Thousands gathered at hundreds of libraries across the globe Saturday to participate in and celebrate the sixth International Games Day, an annual event designed to bring community members together by sharing their love for playing games.
The event is sponsored by the American Library Association and is held on the third Saturday in November. This is the first time Weber State University’s Stewart Library has participated in the event.
“Libraries are becoming more than a place where you can check out books,” said John Sears, Stewart Library evening supervisor, who organized the event. “They’re becoming community centers as well.”
Game manufacturers and designers donate games to be demonstrated as part of the event. WSU students and members of the community played a variety of new card and board games, but many still migrated to the tables with their old favorites.
WSU sophomore Jeri Hawkins brought her five children to the event. “Every year for Christmas we get a new board game, then spend our Christmas learning to play it,” she said. “This has given me really good ideas on what to get this year.”
SaltCON, a Salt Lake City company that hosts an annual board game convention, brought three shelves of games to be played at the event. SaltCON participates in many game days throughout the state. According to SaltCON’s organizers, what it brought to the Stewart Library represents about 40 percent of its collection.
“People don’t communicate anymore; everyone gets on their iPhone or their other devices and puts earbuds in. A game allows you to have social interaction face to face with people,” said Dale Giffords, SaltCON organizer. “Communication, critical thinking, problem-solving — all these people are really learning.”
Participants played classics such as chess and checkers, and there were many popular contemporary games such as Ticket to Ride and Settlers of Catan, as well as lesser-known games hailing from all over the world. Sears and the organizers from SaltCON said they were always willing to teach someone how to play a new game.

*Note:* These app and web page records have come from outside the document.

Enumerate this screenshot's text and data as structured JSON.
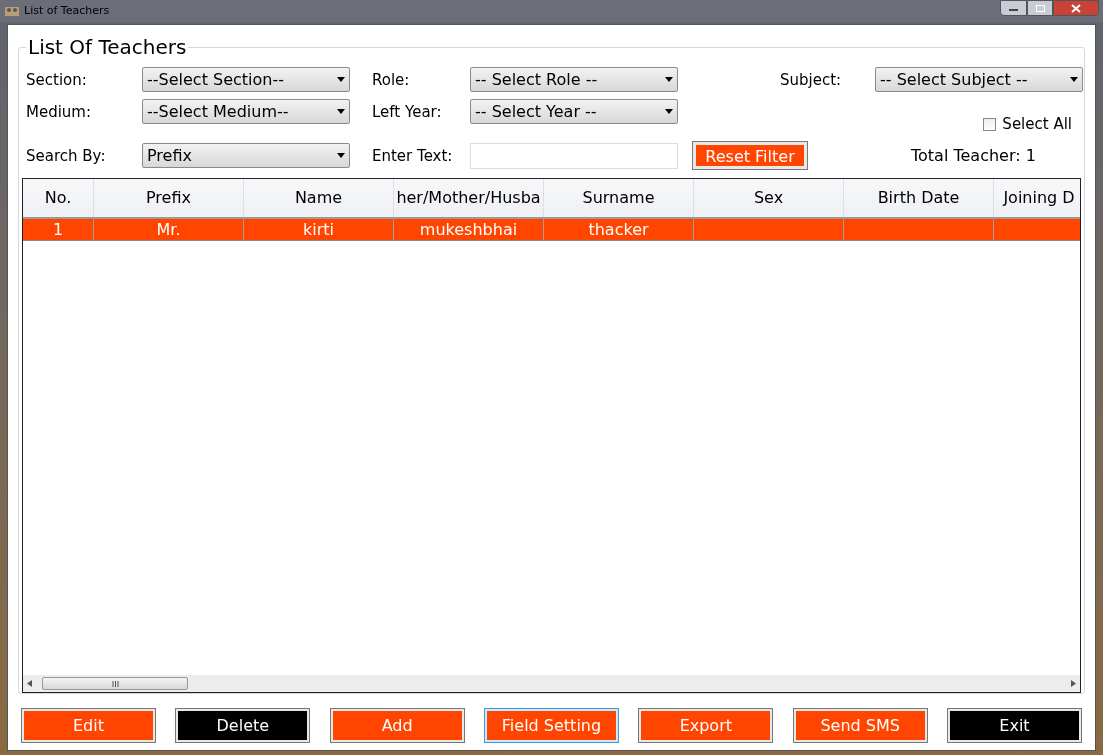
{
  "window": {
    "title": "List of Teachers"
  },
  "group_title": "List Of Teachers",
  "filters": {
    "section": {
      "label": "Section:",
      "value": "--Select Section--"
    },
    "role": {
      "label": "Role:",
      "value": "-- Select Role --"
    },
    "subject": {
      "label": "Subject:",
      "value": "-- Select Subject --"
    },
    "medium": {
      "label": "Medium:",
      "value": "--Select Medium--"
    },
    "left_year": {
      "label": "Left Year:",
      "value": "-- Select Year --"
    },
    "select_all": {
      "label": "Select All",
      "checked": false
    },
    "search_by": {
      "label": "Search By:",
      "value": "Prefix"
    },
    "enter_text": {
      "label": "Enter Text:"
    },
    "reset_button": "Reset Filter",
    "total": "Total Teacher: 1"
  },
  "table": {
    "columns": [
      "No.",
      "Prefix",
      "Name",
      "her/Mother/Husba",
      "Surname",
      "Sex",
      "Birth Date",
      "Joining D"
    ],
    "rows": [
      {
        "selected": true,
        "cells": [
          "1",
          "Mr.",
          "kirti",
          "mukeshbhai",
          "thacker",
          "",
          "",
          ""
        ]
      }
    ]
  },
  "buttons": [
    {
      "label": "Edit",
      "color": "#ff4500",
      "focused": false
    },
    {
      "label": "Delete",
      "color": "#000000",
      "focused": false
    },
    {
      "label": "Add",
      "color": "#ff4500",
      "focused": false
    },
    {
      "label": "Field Setting",
      "color": "#ff4500",
      "focused": true
    },
    {
      "label": "Export",
      "color": "#ff4500",
      "focused": false
    },
    {
      "label": "Send SMS",
      "color": "#ff4500",
      "focused": false
    },
    {
      "label": "Exit",
      "color": "#000000",
      "focused": false
    }
  ]
}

Players won prizes through random drawings, among other incentives throughout the day. Local game companies and designers donated the prizes. The event went all day with 2-30 players concurrently.
The library opened the video game lab to allow patrons to play video games as part of their gaming experience.
According to the ALA’s website, “Many libraries are stocking their shelves with video games, planning board game competitions, and participating in an international video game tournament. As a result, recreational library attendance by kids, teenagers, college students, families, and seniors will skyrocket even further.”
This year, the event included participation from the Base Library at Casey Station in Antarctica.
Sears said he hopes he can do more events like this in the future, even if they’re not tied to an international event.
“You can spend 20 or 30 bucks on dinner and a movie for one date, or you spend 20 or 30 bucks on a game (that) you use for many dates,” he said.